Over the past few months I’ve found laying down base color, pearl and metallic paints to be a breeze with the CN. The 0.35mm nozzle handles flake just fine. Frequent refilling of the color cup is always part and parcel of gravity feed airbrushes. But the larger of the two color cups that come with the CN is big enough that you’re not refilling every few seconds. If you had the luxury of two airbrushes then a siphon feed version would be a good investment for sealing and mid coating batches of lures. But if you’ll only have one airbrush for painting crankbaits you’ll need to be able to paint detail. In that case I’d sticking with a gravity feed. And the Neo For Iwata CN is not a bad option!
I’ve been impressed with the atomization of properly reduced paint at 15psi. The mid coats go on very smoothly, and blending and shading with transparent paints gives a seamless color transition with no sign of spatter. One color just perfectly blends into the next, which is often needed for painting crankbaits.
Detail And Top Coating
The real test of an airbrush to be used for painting crankbaits is the more detailed work. And the CN shapes up pretty well on this front too. Once again with properly thinned paint, I’ve found this airbrush to be almost as good as my beloved HP-C Plus.
The CN doesn’t atomize the paint quite as well as the HP-C at the really low pressures, down around 5psi. But bump the air pressure up just 3-4 psi and I painted some very acceptable gills, craw shells, fins and so on. So if you’ll be painting crankbaits with a lot of really fine, high end detail you might want to consider upgrading to a HP-C Plus.
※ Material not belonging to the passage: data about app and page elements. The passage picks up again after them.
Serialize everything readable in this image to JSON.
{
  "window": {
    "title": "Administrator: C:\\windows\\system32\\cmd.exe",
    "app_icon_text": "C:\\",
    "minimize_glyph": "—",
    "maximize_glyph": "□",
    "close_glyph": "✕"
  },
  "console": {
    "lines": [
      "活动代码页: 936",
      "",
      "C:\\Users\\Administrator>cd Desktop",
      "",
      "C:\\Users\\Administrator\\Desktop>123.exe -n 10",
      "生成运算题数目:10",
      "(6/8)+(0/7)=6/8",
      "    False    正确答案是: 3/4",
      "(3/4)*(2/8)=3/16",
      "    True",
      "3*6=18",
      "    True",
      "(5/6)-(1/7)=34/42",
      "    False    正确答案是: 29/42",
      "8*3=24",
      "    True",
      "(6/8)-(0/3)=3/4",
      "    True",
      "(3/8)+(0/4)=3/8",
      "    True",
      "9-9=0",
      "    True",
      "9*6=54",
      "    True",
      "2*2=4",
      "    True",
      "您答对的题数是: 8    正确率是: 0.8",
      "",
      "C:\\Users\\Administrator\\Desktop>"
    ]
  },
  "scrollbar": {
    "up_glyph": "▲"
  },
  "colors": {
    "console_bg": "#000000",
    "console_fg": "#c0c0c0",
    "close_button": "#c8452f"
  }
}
But for 90-95 percent of lure painting the Neo CN will be very acceptable.
An added advantage of the Neo CN is the ability to paint awesome, uniform specking and stippling. Perfect for that rainbow trout pattern! By dropping the pressure down to 5 psi and using slightly thicker paint, I get awesome speckling with fine, uniform sized dots. I think it actually surpasses the HP-C in this one area!
Cleaning & Maintenance Of The Neo CN
This airbrush is fairly straight forward to strip down, clean and reassemble. Not that I’ve had to do it too often in the few months that I’ve been using it. The usual color change process and an extra flush at the end of day seems to be enough to keep it functioning fine without the need to dismantle it.
Color changes take 30-40 seconds, as with most gravity feed airbrushes. The ability to remove the color cup is an advantage because it makes it easier to get in and clean the throat of the airbrush with some qtips or picksters.
I haven’t had the problem of paint getting back into the body of the airbrush around the trigger yet….. it’s something that tends to happen with a lot more wear. But it does look a little more difficult to get at that part of the airbrush than is the case with the HP-C Plus.
Overall: The Final Washup
Well, given this airbrush is made for Iwata and they back it with their warranty, I knew before I started testing that it wouldn’t be total crap! To be honest, if it was rubbish I’d have politely declined to write this post!
But I honestly didn’t expect the Neo CN to perform as well as it did. As a general purpose crankbait painting airbrush, it was right up there! It handles flake, atomizes the paint beautifully and gives me awesome fine-line detail, albeit requiring slightly higher air pressure than I’d like. I’ve had very little trouble with clogging and found it easy to clean and maintain. The ability to easily spray speckle was an unexpected and very welcome bonus.
Of course after only a few months use it remains to be seen whether the Neo will continue to perform to this high standard for as long as the higher end Japanese-made airbrushes. But for now there is very little not to like about it. In fact, I’ve used it almost exclusively to shoot the tutorial videos for the next round of “Mastering Lure Painting”.
Would I switch my HP-C Plus for a CN? No, of course not. They’re built to very different specs. But I will certainly be recommending this airbrush to my students and customers as a good solid, budget airbrush for painting crankbaits and other styles of lure.
Just Getting Started At Painting Crankbaits?